Individuals with serious mental disorder are grossly overrepresented in the criminal justice system. In fact, the largest providers of inpatient psychiatric service in the U.S. are the nation’s three largest jails. The most common criminal justice disposition by far is probation. Compared to their relatively healthy counterparts, probationers with mental disorder are twice as likely to have their community supervision revoked and return to incarceration.
This problem has received substantial policy attention over the past decade. Virtually all programs for this group assume that mental illness is the direct cause of, and solution to, the problem. Their primary emphasis is linkage with psychiatric services in the community. In probation, the recommended policy solution is specialty mental health caseloads. In contrast with traditional agencies, specialty agencies assign probationers with mental disorder to small, specialized caseloads that are supervised by officers with interests or training in mental health. Their supervision philosophy emphasizes not only “control” (protection of public safety) but also “care” (offender rehabilitation) and advocacy for mental health treatment.
In this longitudinal, multi-informant study of 360 probationers with mental disorder, we are evaluating the effectiveness of specialty supervision.

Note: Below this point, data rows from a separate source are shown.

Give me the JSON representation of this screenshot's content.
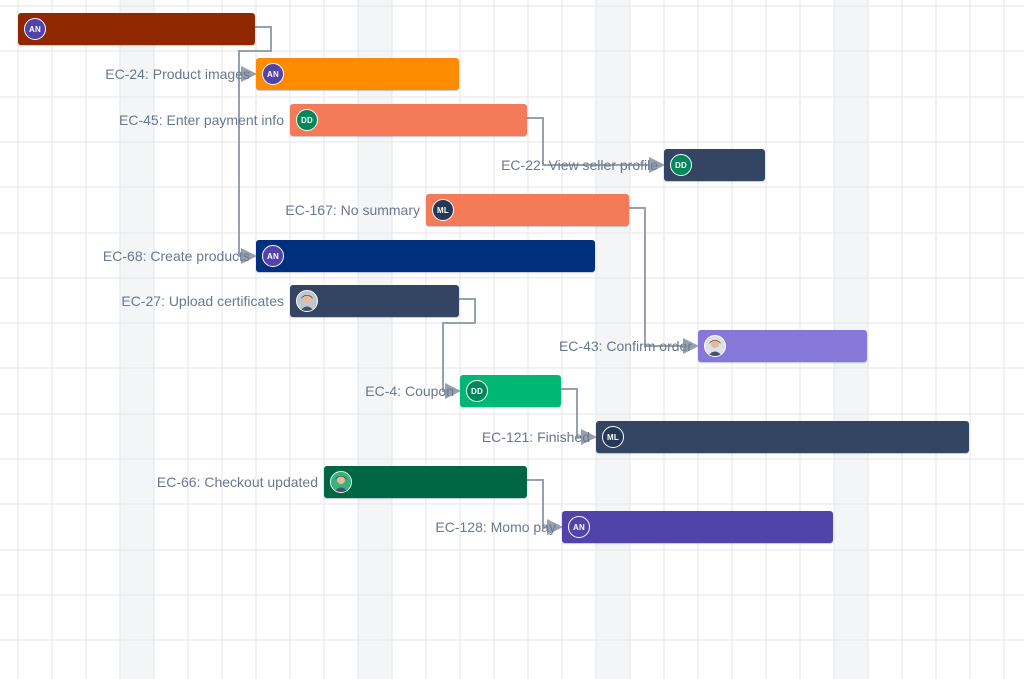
{
  "colors": {
    "grid_line": "#e4e6ea",
    "weekend_band": "#f4f5f7",
    "arrow": "#97a0af",
    "label_text": "#6b778c"
  },
  "avatars": {
    "AN": {
      "initials": "AN",
      "color": "#5243aa"
    },
    "DD": {
      "initials": "DD",
      "color": "#00875a"
    },
    "ML": {
      "initials": "ML",
      "color": "#253858"
    },
    "photo_1": {
      "initials": "",
      "color": "#c1c7d0",
      "icon": "person-photo-icon"
    },
    "photo_2": {
      "initials": "",
      "color": "#dfe1e6",
      "icon": "person-photo-icon"
    },
    "photo_3": {
      "initials": "",
      "color": "#36b37e",
      "icon": "person-photo-icon"
    }
  },
  "issues": [
    {
      "key": "top",
      "label": "",
      "color": "#8f2700",
      "avatar": "AN"
    },
    {
      "key": "EC-24",
      "label": "EC-24: Product images",
      "color": "#ff8b00",
      "avatar": "AN"
    },
    {
      "key": "EC-45",
      "label": "EC-45: Enter payment info",
      "color": "#f57a58",
      "avatar": "DD"
    },
    {
      "key": "EC-22",
      "label": "EC-22: View seller profile",
      "color": "#344563",
      "avatar": "DD"
    },
    {
      "key": "EC-167",
      "label": "EC-167: No summary",
      "color": "#f57a58",
      "avatar": "ML"
    },
    {
      "key": "EC-68",
      "label": "EC-68: Create products",
      "color": "#00307d",
      "avatar": "AN"
    },
    {
      "key": "EC-27",
      "label": "EC-27: Upload certificates",
      "color": "#344563",
      "avatar": "photo_1"
    },
    {
      "key": "EC-43",
      "label": "EC-43: Confirm order",
      "color": "#8777d9",
      "avatar": "photo_2"
    },
    {
      "key": "EC-4",
      "label": "EC-4: Coupon",
      "color": "#00b874",
      "avatar": "DD"
    },
    {
      "key": "EC-121",
      "label": "EC-121: Finished",
      "color": "#344563",
      "avatar": "ML"
    },
    {
      "key": "EC-66",
      "label": "EC-66: Checkout updated",
      "color": "#006644",
      "avatar": "photo_3"
    },
    {
      "key": "EC-128",
      "label": "EC-128: Momo pay",
      "color": "#5243aa",
      "avatar": "AN"
    }
  ],
  "dependencies": [
    [
      "top",
      "EC-24"
    ],
    [
      "top",
      "EC-68"
    ],
    [
      "EC-45",
      "EC-22"
    ],
    [
      "EC-167",
      "EC-43"
    ],
    [
      "EC-27",
      "EC-4"
    ],
    [
      "EC-4",
      "EC-121"
    ],
    [
      "EC-66",
      "EC-128"
    ]
  ]
}
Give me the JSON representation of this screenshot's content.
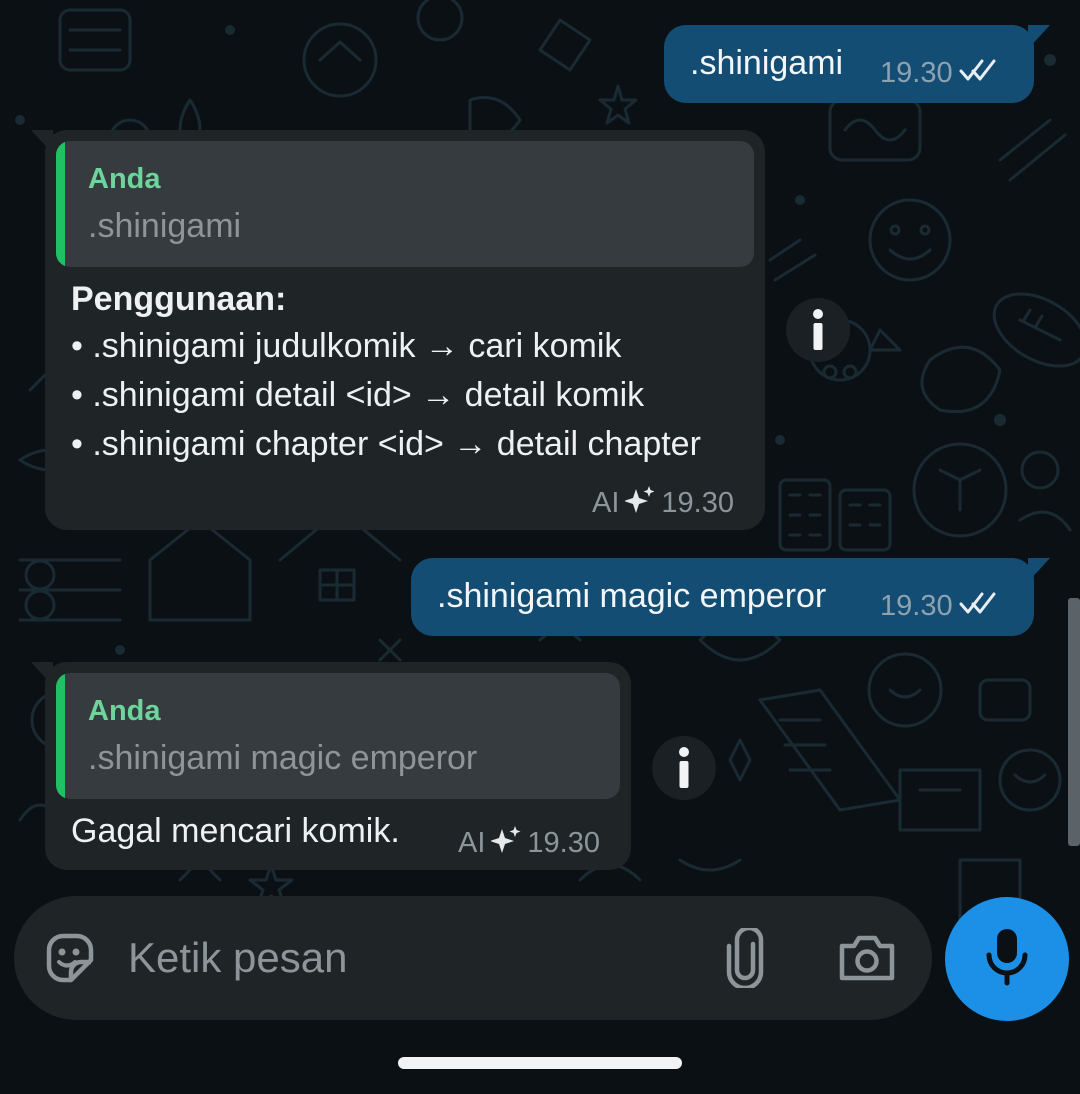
{
  "messages": [
    {
      "type": "outgoing",
      "text": ".shinigami",
      "time": "19.30",
      "status_icon": "double-check-icon"
    },
    {
      "type": "incoming",
      "quote": {
        "author": "Anda",
        "text": ".shinigami"
      },
      "lines": [
        "Penggunaan:",
        "• .shinigami judulkomik → cari komik",
        "• .shinigami detail <id> → detail komik",
        "• .shinigami chapter <id> → detail chapter"
      ],
      "ai_label": "AI",
      "time": "19.30"
    },
    {
      "type": "outgoing",
      "text": ".shinigami magic emperor",
      "time": "19.30",
      "status_icon": "double-check-icon"
    },
    {
      "type": "incoming",
      "quote": {
        "author": "Anda",
        "text": ".shinigami magic emperor"
      },
      "lines": [
        "Gagal mencari komik."
      ],
      "ai_label": "AI",
      "time": "19.30"
    }
  ],
  "composer": {
    "placeholder": "Ketik pesan",
    "icons": [
      "sticker-icon",
      "paperclip-icon",
      "camera-icon",
      "microphone-icon"
    ]
  },
  "colors": {
    "background": "#0b1014",
    "outgoing_bubble": "#134d73",
    "incoming_bubble": "#1f2427",
    "quote_bar": "#21c063",
    "quote_author": "#6fd49b",
    "mic_button": "#1c8fe6"
  }
}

Our results indicate that specialty supervision works: Compared with those on traditional supervision, probationers under specialty supervision are substantially less likely to be re-arrested over a multi-year follow-up period. However, the program works for different reasons than those expected. It works not by reducing psychiatric symptoms, but instead by promoting good correctional practice. For example, specialty officers establish firm, fair, and caring relationships with probationers, which facilitates better outcomes than traditional authoritarian relationships. Combined with other research, this study suggests that offenders with mental disorder have much in common with their non-disordered counterparts. To achieve better criminal justice outcomes for this group, it is important to look beyond evidence-based mental health treatment to also include evidence-based correctional practices.
We have begun to publish the results of this study, which is among the first to shed light on mechanisms of effective supervision for this group. We are working with the Council of State Governments to translate this research into principles of “what works” for this population to facilitate public health and public safety. A more sophisticated understanding of the nature of the problem is informing improvements in practice that better facilitate community integration for this high risk, high need group.

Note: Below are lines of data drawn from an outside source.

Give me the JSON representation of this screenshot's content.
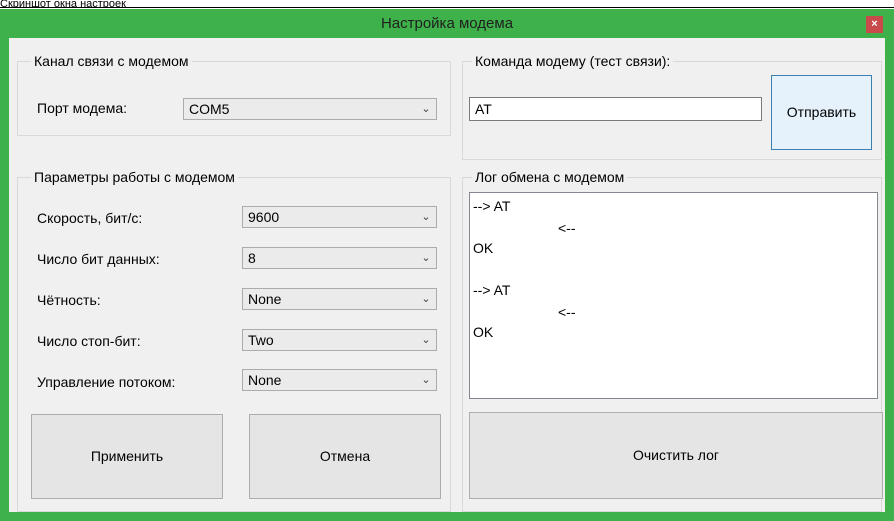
{
  "top_fragment": "Скриншот окна настроек",
  "window": {
    "title": "Настройка модема",
    "close_glyph": "×"
  },
  "channel": {
    "legend": "Канал связи с модемом",
    "port_label": "Порт модема:",
    "port_value": "COM5"
  },
  "params": {
    "legend": "Параметры работы с модемом",
    "speed_label": "Скорость, бит/с:",
    "speed_value": "9600",
    "databits_label": "Число бит данных:",
    "databits_value": "8",
    "parity_label": "Чётность:",
    "parity_value": "None",
    "stopbits_label": "Число стоп-бит:",
    "stopbits_value": "Two",
    "flow_label": "Управление потоком:",
    "flow_value": "None"
  },
  "command": {
    "legend": "Команда модему (тест связи):",
    "value": "AT",
    "send_label": "Отправить"
  },
  "log": {
    "legend": "Лог обмена с модемом",
    "lines": [
      "--> AT",
      "<--",
      "OK",
      "--> AT",
      "<--",
      "OK"
    ],
    "clear_label": "Очистить лог"
  },
  "buttons": {
    "apply_label": "Применить",
    "cancel_label": "Отмена"
  },
  "icons": {
    "dropdown": "chevron-down-icon",
    "close": "close-icon"
  },
  "colors": {
    "titlebar": "#3fb14b",
    "close_button": "#c94a4a",
    "focus_border": "#3c7fb1"
  }
}
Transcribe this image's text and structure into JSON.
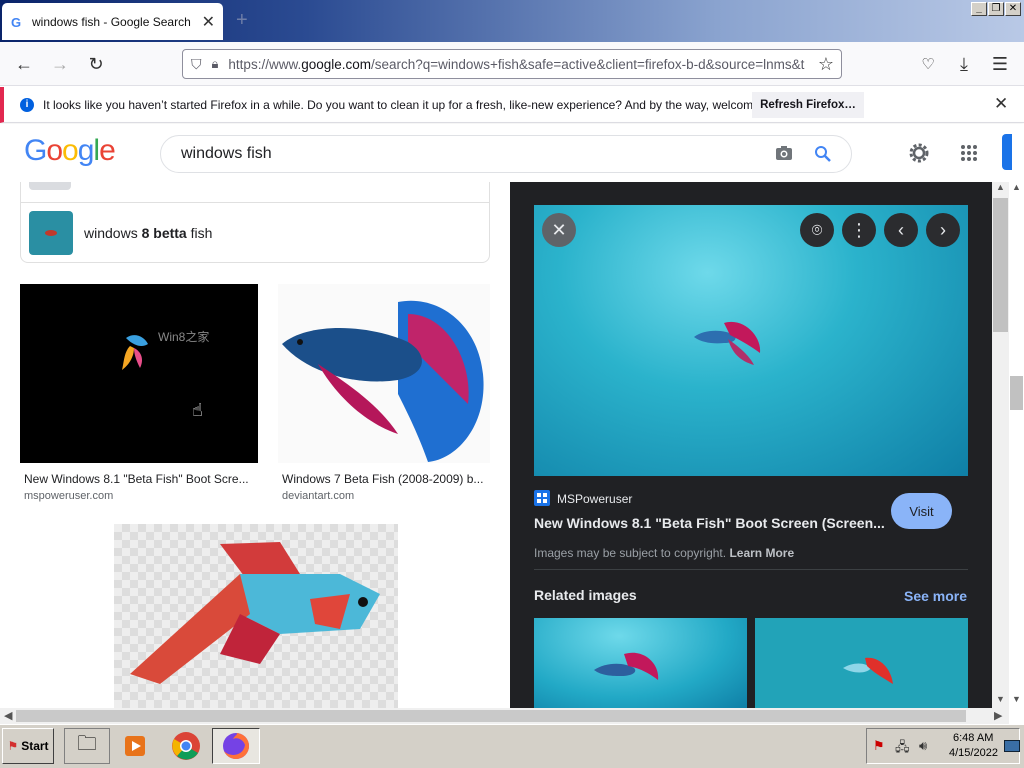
{
  "browser": {
    "tab_title": "windows fish - Google Search",
    "tab_close": "✕",
    "new_tab": "+",
    "url_prefix": "https://www.",
    "url_domain": "google.com",
    "url_rest": "/search?q=windows+fish&safe=active&client=firefox-b-d&source=lnms&t",
    "window_controls": [
      "_",
      "❐",
      "✕"
    ]
  },
  "notification": {
    "message": "It looks like you haven’t started Firefox in a while. Do you want to clean it up for a fresh, like-new experience? And by the way, welcome back!",
    "button": "Refresh Firefox…",
    "close": "✕"
  },
  "google": {
    "logo_letters": [
      "G",
      "o",
      "o",
      "g",
      "l",
      "e"
    ],
    "logo_colors": [
      "#4285f4",
      "#ea4335",
      "#fbbc05",
      "#4285f4",
      "#34a853",
      "#ea4335"
    ],
    "query": "windows fish"
  },
  "suggestion": {
    "pre": "windows ",
    "bold": "8 betta",
    "post": " fish"
  },
  "results": [
    {
      "caption": "New Windows 8.1 \"Beta Fish\" Boot Scre...",
      "source": "mspoweruser.com",
      "overlay": "Win8之家"
    },
    {
      "caption": "Windows 7 Beta Fish (2008-2009) b...",
      "source": "deviantart.com"
    }
  ],
  "panel": {
    "source_name": "MSPoweruser",
    "title": "New Windows 8.1 \"Beta Fish\" Boot Screen (Screen...",
    "visit": "Visit",
    "copyright": "Images may be subject to copyright.",
    "learn_more": "Learn More",
    "related": "Related images",
    "see_more": "See more"
  },
  "taskbar": {
    "start": "Start",
    "time": "6:48 AM",
    "date": "4/15/2022"
  }
}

This study is funded by:
If your agency is interested in collaborating with us to study evidence-based correctional interventions for probationers or parolees with mental disorder, please click here.